Benjamin loves and fears his mother and he searches for her for the duration of the novel. In Lykkens sønn Dina has changed. She leaves Reinsnes with her cello and moves to an unknown location in Germany. But her artistic dreams are not fulfilled: she is too untrained. On the outside, the strong, dominant woman has disappeared, replaced instead by an almost tragic figure. However, she retains for a long time her demonic role as the source of fear and longing in Benjamin’s mental life.
The boy also has an intense longing for a father. In a sense he has three: officially, there is the dead Jakob, biologically the stable boy Tomas, and as a loving mentor the loyal Anders, whom Dina surprisingly marries before leaving Reinsnes. And yet he still feels as though Dina has prevented him from having a father. He does not learn the truth about his real father until mother and son meet in Copenhagen. And this knowledge is immediately used to identify and accept his own motherless daughter.
All of Benjamin’s sexual experiences seem to involve blood, violence, and dejection. For the son of happiness, love represents danger and the threat of annihilation, as does Dina herself. The mental fragmentation involves an abyss between body and emotions, and in this he resembles Tora in a way. However, Benjamin swings back and forth between two types of woman – the “whore” Karna and the “Madonna” Anna – who represent two sides of Dina herself, erotic and reflective respectively.
Studying medicine gives him a concrete and scientific relationship to bodies.

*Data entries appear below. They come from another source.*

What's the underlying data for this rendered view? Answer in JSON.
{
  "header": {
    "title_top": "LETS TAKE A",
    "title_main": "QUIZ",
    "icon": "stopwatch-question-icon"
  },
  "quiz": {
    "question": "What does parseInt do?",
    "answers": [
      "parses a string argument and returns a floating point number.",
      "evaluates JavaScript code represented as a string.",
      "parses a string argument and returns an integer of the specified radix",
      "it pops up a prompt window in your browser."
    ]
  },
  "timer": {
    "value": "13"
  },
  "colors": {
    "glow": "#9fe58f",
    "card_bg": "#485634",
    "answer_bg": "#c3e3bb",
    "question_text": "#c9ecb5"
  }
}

Mutilated and bleeding bodies. Perhaps Benjamin the doctor seeks the battlefield as penance for Leo’s bleeding corpse? The tendency towards philosophical and religious speculation stands in stark contrast to all the physical grotesqueness. Yet in contrast to Dina, who studies and interprets the words of the Bible directly, Benjamin takes his own usual detours. His inner chaos is expressed with the philosopher Søren Kierkegaard as determining “interlocutor”. Benjamin is searching for the meaning of life – which is actually about understanding his parents’ neglect – through, among other things, questions about the father of all fathers: how was Abraham capable of sacrificing his son Isaac? What about loyalty to his child, what about the child’s perspective? The sins of the fathers are just as serious as the weaknesses of the mothers.
Lykkens sønn has a relatively open ending with no new calamities other than Dina repeating her erotic adventures – this time with Benjamin’s best friend. Compared to the Tora trilogy and Dinas bok, this is practically a happy ending. However, it is thought-provoking that the hope of a better life lies in the father’s acceptance of, and sense of responsibility for, his child. It appears as though Herbjørg Wassmo is saying that love and happiness must be based on a redefinition of the male role.
In Norway, (male) academia is very sceptical about the work of Herbjørg Wassmo, as is clearly expressed in a relatively recent one-volume history of Norwegian literature, Norsk litteratur i tusen år (1994; A Thousand Years of Norwegian Literature), which claims that the writing style in the Tora trilogy is “traditional and not particularly problematising” and that many (but who?) consider Dinas bok (Eng. tr. Dina’s Book) nothing more than pulp fiction.
Translated by Jenifer Lloyd